[Assigned task]:
Look through the data below. Collect every line where the word "JSON" occurs.

[Supplied entries]:
══════
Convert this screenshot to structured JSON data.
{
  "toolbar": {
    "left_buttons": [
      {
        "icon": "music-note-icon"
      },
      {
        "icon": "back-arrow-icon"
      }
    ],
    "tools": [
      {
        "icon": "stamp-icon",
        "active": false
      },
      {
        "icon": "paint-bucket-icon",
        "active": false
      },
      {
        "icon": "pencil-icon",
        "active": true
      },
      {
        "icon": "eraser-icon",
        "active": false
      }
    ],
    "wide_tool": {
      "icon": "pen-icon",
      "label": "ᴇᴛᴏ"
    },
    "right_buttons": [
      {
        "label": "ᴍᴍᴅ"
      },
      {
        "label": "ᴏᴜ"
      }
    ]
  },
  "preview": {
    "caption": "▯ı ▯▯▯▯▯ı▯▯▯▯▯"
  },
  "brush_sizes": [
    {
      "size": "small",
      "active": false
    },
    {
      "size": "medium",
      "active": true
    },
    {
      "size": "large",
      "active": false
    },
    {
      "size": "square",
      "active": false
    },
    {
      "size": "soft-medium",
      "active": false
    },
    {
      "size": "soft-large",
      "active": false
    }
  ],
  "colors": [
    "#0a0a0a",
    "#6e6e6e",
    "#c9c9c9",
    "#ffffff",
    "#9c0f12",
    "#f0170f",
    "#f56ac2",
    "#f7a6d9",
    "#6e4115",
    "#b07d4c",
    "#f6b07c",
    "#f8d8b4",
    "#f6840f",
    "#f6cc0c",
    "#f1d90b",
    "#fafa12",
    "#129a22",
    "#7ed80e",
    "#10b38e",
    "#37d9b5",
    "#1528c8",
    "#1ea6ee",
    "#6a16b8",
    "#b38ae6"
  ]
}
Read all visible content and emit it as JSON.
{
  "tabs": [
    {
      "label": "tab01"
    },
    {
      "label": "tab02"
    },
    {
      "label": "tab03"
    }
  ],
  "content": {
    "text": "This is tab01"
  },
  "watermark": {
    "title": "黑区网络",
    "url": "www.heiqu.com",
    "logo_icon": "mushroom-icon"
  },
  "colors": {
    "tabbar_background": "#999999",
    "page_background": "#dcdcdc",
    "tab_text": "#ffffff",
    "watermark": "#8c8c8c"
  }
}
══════
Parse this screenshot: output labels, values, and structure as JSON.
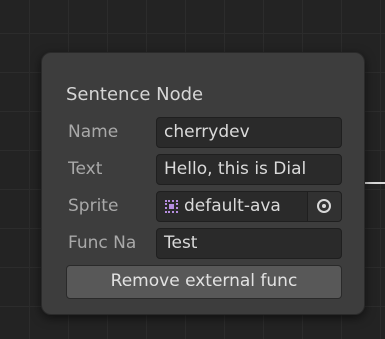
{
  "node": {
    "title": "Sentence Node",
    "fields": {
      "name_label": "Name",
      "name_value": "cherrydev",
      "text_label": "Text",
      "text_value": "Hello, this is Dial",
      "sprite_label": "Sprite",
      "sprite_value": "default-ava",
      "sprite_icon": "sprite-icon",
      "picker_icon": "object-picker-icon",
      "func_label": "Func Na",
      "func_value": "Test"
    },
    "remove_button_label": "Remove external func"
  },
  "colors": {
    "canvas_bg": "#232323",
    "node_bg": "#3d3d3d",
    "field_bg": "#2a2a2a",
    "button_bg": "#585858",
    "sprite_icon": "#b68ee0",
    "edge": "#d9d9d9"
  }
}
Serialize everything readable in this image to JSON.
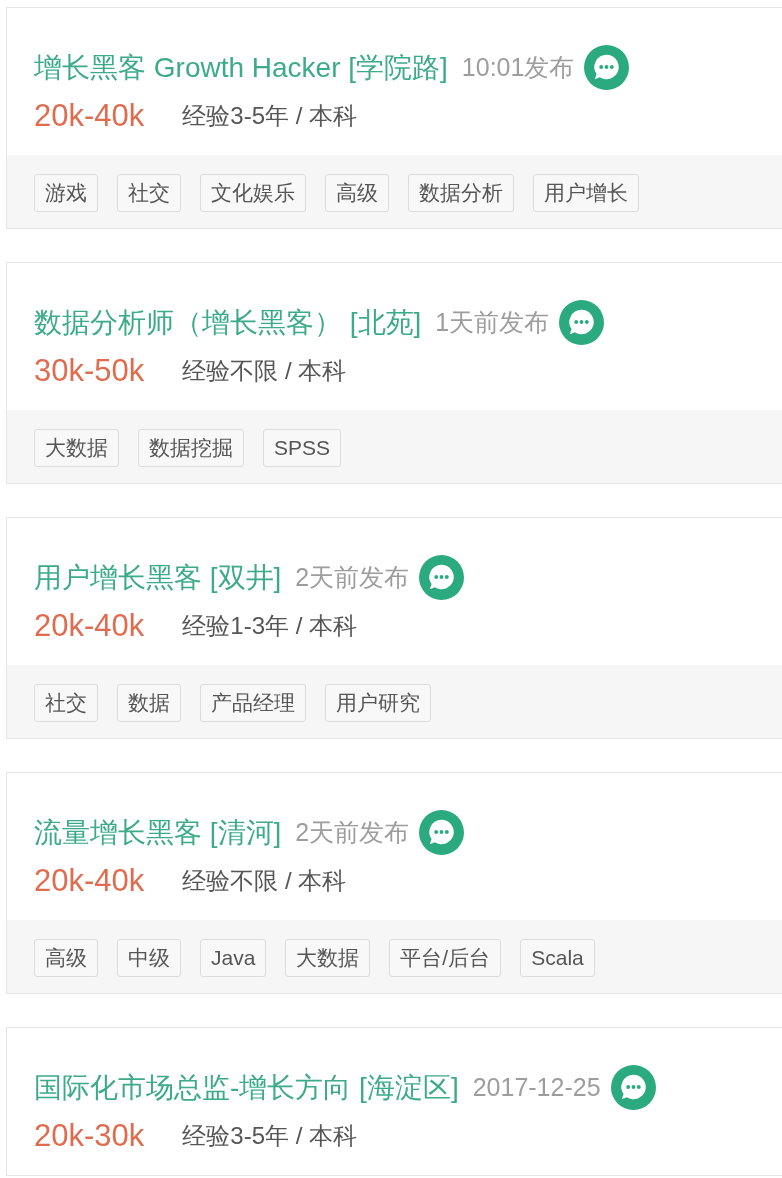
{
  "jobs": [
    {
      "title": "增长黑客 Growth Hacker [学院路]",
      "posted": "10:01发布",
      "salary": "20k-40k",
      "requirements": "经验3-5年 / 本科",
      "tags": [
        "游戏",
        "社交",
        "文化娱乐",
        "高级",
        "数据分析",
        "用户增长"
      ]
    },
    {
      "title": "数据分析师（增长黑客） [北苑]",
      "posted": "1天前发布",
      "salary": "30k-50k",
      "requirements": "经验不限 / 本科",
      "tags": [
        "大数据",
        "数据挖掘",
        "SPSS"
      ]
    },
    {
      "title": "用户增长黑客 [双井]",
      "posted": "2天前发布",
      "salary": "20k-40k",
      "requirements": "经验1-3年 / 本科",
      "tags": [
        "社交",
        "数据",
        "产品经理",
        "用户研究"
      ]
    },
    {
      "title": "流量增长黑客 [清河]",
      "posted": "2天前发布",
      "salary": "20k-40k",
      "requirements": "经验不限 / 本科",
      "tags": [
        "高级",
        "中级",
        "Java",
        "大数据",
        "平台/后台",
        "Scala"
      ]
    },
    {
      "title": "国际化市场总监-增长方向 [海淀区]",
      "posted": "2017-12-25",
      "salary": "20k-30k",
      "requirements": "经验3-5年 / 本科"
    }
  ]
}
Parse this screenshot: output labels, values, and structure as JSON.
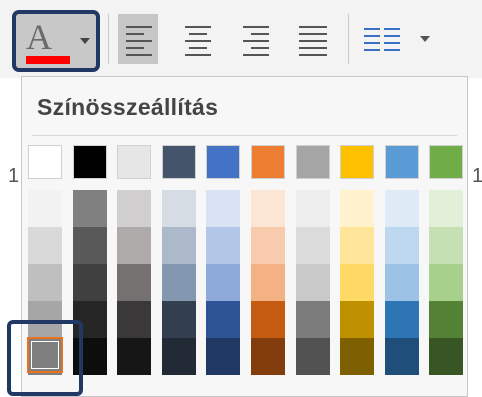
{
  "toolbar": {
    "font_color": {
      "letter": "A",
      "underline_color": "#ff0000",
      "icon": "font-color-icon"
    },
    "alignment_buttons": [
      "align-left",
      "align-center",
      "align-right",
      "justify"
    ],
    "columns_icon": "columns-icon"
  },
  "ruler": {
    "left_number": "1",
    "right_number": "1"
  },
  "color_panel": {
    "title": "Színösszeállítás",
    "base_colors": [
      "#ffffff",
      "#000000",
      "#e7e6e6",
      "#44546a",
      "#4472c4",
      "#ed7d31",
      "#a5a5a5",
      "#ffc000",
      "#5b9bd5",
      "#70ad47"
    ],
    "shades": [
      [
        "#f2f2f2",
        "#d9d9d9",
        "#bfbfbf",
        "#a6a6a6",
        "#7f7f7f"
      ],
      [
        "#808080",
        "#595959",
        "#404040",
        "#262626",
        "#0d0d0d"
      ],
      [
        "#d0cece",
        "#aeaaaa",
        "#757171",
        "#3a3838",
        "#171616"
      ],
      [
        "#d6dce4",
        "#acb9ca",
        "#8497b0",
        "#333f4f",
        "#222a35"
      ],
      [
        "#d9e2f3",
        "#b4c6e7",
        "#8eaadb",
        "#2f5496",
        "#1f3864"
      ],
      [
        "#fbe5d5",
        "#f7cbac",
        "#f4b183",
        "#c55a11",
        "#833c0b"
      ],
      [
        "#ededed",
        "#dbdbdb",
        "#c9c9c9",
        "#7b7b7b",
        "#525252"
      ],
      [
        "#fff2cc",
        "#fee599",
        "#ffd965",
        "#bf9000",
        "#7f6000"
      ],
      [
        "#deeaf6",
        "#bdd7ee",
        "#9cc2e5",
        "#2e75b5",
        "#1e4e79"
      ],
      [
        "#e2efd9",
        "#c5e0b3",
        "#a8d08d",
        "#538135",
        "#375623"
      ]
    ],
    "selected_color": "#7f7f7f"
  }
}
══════
[Response box]:
Convert this screenshot to structured JSON data.
Read all visible content and emit it as JSON.
Parse this screenshot: output labels, values, and structure as JSON.
Serialize everything readable in this image to JSON.
Parse this screenshot: output labels, values, and structure as JSON.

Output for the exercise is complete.